Marriage can prevent the development of heart disease, stroke and other associated risks of death, while singles and widowers are at greater risk, said a new study released yesterday in the Heart Journal. Living married can have a beneficial impact on who is more likely to die from such conditions, a combined assessment of the available data suggests.
80% of cardiovascular disease can be associated with well-known risk factors such as age, gender, blood pressure, high cholesterol, diabetes or smoking, but it is uncertain what influences the remaining 20%, says the new study’s report.
In earlier studies, the impact of marital status was ambiguous, so the professor of cardiology at Keele Mamas University in Britain and his colleagues sought out published studies in research databases to attempt to elucidate this matter.
The researchers analyzed 34 studies out of the 225 released between 1963 and 2015, in which over 2 million people aged between 42 and 77 from North America, Europe, the Middle East, and Asia participated.
Marriage is beneficial for your heart health, the new study’s results revealed
A combined review of the data indicated that unmarried, divorcees, or widowers were at higher risk (42%) of getting coronary artery or heart disease (16%) in comparison with married people. Likewise, unmarried people were linked to “an increased risk” of death from both coronary artery disease (45%) and stroke (55%), the report states.
A further breakdown of the data pointed out that divorce was related to a 35% higher risk of getting heart disease, whereas for widowers the risk of suffering a stroke was 16% greater, for both men and women, in equal measure.
The surveys used for this new study did not contain any information about same-sex partners, the characteristics of marriage, or the potential distinctions between marriage and cohabitation with the partner.

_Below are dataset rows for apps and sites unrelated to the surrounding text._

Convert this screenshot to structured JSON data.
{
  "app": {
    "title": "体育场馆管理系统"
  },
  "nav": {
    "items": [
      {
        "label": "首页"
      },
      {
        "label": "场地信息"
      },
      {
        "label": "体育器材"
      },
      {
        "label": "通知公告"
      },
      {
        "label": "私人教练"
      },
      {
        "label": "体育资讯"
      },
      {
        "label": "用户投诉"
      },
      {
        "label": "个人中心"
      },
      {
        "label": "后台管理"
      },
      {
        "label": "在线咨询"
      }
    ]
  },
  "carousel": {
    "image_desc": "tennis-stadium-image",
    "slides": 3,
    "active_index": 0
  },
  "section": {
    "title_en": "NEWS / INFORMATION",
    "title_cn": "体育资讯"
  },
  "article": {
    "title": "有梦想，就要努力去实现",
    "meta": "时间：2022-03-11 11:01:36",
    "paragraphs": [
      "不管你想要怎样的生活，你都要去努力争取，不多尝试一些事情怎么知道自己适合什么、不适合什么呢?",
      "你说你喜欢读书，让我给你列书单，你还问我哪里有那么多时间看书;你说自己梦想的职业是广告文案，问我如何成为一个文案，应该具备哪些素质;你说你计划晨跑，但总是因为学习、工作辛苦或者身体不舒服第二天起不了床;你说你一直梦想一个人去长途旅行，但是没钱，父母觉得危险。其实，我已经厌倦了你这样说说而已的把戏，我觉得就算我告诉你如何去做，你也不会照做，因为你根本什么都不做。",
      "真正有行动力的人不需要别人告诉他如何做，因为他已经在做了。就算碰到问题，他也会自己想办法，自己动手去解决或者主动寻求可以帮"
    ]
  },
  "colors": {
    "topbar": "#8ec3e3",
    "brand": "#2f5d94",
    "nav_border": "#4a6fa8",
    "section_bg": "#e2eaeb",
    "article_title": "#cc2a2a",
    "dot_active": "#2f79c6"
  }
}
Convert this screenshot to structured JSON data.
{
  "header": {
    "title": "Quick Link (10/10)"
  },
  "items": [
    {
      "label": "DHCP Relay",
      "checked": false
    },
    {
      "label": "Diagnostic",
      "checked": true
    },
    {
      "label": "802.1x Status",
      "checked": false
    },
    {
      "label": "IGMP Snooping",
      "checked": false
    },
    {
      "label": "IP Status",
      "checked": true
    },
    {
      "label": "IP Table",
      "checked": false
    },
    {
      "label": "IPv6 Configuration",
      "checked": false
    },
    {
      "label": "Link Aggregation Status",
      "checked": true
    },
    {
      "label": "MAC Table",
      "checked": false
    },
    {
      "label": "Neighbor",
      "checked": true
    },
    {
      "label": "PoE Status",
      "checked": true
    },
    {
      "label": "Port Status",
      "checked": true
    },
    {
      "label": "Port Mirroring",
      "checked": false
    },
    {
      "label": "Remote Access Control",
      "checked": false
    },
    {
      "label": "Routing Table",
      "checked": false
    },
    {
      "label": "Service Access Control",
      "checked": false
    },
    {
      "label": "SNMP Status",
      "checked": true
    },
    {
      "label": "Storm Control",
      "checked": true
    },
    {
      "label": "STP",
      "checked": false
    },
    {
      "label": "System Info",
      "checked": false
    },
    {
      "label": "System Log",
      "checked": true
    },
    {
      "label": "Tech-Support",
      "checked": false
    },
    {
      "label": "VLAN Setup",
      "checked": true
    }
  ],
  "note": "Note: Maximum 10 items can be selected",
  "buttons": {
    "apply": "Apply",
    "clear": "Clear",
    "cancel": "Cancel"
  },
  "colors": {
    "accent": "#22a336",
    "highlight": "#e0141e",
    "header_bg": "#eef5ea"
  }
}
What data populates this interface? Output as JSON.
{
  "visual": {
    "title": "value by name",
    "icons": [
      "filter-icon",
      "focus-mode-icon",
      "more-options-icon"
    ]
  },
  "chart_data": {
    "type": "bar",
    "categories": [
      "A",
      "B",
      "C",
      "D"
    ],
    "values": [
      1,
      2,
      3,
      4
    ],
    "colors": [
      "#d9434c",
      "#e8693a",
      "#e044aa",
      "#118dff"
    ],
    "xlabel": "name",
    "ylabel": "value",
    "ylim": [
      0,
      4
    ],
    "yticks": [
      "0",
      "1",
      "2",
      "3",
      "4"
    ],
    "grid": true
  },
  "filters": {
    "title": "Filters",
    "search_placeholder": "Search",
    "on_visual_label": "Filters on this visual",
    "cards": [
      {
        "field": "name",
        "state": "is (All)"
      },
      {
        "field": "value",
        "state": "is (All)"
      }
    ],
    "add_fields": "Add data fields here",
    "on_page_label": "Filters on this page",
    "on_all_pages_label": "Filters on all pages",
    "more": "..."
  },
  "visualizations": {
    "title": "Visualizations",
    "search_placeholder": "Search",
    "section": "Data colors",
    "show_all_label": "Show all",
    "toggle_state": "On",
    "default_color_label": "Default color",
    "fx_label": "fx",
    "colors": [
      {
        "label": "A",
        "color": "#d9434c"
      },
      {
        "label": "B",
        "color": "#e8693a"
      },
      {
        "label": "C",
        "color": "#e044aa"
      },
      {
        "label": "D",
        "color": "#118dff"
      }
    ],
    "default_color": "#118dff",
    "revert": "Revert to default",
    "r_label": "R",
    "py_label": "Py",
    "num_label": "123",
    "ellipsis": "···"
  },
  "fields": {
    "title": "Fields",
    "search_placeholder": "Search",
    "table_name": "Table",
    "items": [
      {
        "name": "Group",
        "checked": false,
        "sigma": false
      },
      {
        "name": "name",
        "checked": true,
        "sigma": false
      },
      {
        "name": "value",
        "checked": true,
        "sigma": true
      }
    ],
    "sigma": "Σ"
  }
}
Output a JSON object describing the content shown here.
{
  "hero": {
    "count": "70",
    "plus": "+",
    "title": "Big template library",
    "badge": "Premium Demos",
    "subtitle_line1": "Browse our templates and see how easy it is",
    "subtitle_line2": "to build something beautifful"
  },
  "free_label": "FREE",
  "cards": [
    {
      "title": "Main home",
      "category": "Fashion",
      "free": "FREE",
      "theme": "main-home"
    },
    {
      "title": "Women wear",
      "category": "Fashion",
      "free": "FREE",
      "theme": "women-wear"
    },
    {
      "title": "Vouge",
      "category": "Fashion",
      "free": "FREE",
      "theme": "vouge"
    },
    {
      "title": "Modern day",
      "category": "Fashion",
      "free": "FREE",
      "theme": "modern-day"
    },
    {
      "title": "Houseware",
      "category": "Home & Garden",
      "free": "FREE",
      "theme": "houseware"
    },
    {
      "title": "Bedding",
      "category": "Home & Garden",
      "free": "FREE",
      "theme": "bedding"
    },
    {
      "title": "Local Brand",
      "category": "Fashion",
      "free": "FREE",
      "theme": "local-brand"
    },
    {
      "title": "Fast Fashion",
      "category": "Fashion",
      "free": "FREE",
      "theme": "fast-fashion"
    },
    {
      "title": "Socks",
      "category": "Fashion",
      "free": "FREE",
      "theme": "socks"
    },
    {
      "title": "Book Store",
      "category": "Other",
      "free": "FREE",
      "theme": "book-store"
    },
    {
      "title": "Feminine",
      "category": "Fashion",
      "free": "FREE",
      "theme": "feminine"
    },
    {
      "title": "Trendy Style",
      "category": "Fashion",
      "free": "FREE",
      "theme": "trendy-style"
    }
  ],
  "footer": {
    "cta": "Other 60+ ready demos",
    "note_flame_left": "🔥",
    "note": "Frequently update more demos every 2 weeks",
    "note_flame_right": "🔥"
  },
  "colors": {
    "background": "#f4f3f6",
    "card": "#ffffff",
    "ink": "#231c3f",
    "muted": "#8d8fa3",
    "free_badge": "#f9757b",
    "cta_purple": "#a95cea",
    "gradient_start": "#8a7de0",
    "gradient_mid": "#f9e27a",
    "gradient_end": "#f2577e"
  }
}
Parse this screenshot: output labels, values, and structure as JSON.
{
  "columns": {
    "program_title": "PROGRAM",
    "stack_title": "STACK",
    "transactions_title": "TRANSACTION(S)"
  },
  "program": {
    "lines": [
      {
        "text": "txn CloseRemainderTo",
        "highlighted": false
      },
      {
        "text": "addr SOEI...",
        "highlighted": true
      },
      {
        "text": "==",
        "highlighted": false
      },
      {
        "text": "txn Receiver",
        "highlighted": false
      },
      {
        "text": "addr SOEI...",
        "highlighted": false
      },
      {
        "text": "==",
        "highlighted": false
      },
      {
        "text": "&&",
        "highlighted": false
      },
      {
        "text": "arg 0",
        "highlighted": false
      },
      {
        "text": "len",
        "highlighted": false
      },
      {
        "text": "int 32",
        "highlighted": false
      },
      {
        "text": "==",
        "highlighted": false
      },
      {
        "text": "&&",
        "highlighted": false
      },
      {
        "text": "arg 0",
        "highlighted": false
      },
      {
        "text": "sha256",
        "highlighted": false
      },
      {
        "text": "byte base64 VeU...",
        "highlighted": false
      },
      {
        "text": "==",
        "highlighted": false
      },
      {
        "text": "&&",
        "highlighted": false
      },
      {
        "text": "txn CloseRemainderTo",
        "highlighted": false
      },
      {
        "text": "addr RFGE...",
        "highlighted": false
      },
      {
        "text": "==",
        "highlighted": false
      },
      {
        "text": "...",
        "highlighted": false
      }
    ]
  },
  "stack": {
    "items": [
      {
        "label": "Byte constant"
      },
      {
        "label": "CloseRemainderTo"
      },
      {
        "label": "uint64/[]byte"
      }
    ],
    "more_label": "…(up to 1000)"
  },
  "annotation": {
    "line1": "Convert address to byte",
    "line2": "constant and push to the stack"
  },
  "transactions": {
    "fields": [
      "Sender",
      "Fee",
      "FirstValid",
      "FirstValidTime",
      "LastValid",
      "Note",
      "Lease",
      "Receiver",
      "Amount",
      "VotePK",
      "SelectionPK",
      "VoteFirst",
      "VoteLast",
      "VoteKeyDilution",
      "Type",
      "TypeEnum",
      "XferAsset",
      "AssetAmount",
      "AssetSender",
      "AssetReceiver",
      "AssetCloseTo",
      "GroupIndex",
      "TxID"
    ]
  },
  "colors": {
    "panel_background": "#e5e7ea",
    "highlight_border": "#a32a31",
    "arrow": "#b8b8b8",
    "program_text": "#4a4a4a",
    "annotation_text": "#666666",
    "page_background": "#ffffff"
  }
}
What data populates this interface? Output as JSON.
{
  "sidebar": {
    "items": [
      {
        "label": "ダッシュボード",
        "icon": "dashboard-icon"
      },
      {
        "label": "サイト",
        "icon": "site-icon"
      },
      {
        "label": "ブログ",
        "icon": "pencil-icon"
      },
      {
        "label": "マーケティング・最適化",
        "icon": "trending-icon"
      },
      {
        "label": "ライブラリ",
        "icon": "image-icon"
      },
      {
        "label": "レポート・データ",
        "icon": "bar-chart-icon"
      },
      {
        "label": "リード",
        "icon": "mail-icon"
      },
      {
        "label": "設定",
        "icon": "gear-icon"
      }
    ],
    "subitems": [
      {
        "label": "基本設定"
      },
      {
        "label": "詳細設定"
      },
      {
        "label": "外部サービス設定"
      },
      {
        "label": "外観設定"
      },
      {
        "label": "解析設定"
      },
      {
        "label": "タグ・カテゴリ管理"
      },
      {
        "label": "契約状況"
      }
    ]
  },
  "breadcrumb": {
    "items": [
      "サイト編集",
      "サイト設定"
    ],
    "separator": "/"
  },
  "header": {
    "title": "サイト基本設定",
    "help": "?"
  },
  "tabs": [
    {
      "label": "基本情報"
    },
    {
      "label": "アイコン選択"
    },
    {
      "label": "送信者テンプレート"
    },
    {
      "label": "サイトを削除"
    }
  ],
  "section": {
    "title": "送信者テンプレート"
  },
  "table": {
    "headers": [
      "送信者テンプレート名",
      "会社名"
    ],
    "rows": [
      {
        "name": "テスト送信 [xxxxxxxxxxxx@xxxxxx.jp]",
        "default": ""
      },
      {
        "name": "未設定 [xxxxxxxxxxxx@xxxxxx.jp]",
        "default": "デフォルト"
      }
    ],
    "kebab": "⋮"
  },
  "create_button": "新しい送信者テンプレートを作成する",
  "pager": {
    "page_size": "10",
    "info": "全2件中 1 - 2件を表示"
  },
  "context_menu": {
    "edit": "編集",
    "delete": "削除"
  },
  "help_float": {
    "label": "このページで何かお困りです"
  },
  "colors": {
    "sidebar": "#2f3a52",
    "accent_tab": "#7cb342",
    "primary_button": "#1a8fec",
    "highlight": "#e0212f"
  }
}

The study reminds us that there are some theories as to why marriage may have a health-protective impact, including earlier identification of medical issues and the response to treatments, as well as improved financial security, increased well-being, and stronger friendship ties.